(Saved data entries)
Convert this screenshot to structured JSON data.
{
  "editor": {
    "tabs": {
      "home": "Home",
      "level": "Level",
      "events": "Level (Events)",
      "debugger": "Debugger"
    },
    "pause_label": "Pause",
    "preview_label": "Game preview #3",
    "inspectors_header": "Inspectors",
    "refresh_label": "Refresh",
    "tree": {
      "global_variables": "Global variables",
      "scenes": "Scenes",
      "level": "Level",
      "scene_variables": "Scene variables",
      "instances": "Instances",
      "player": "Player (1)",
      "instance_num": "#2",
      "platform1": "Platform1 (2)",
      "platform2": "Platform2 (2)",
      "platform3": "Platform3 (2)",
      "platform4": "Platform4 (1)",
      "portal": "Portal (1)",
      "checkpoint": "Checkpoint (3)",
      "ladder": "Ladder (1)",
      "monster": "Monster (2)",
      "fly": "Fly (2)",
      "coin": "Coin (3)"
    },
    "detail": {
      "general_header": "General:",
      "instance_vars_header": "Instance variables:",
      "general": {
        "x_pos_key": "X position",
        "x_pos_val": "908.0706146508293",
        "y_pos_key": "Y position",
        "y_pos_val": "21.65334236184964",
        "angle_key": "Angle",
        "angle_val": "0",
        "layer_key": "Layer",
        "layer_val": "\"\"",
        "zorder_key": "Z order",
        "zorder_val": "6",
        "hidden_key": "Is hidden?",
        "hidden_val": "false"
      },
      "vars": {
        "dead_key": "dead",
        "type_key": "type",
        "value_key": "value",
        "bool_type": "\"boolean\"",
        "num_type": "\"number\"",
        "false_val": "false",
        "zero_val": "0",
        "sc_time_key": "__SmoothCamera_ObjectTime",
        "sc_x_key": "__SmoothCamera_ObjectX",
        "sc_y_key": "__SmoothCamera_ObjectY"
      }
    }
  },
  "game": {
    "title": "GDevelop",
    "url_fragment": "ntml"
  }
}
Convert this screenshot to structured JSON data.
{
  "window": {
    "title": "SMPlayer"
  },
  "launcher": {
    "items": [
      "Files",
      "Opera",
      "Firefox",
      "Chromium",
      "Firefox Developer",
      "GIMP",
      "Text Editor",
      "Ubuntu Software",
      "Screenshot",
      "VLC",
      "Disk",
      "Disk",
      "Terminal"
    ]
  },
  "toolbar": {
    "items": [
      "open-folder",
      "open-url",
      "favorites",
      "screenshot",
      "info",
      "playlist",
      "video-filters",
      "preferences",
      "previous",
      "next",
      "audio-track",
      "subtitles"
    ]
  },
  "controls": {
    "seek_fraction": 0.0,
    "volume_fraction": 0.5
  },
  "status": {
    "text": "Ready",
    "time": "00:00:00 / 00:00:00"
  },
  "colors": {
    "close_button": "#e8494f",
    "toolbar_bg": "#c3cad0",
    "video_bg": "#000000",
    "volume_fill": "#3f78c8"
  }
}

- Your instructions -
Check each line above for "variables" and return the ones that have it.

- Solution for this problem -
      "global_variables": "Global variables",
      "scene_variables": "Scene variables",
      "instance_vars_header": "Instance variables:",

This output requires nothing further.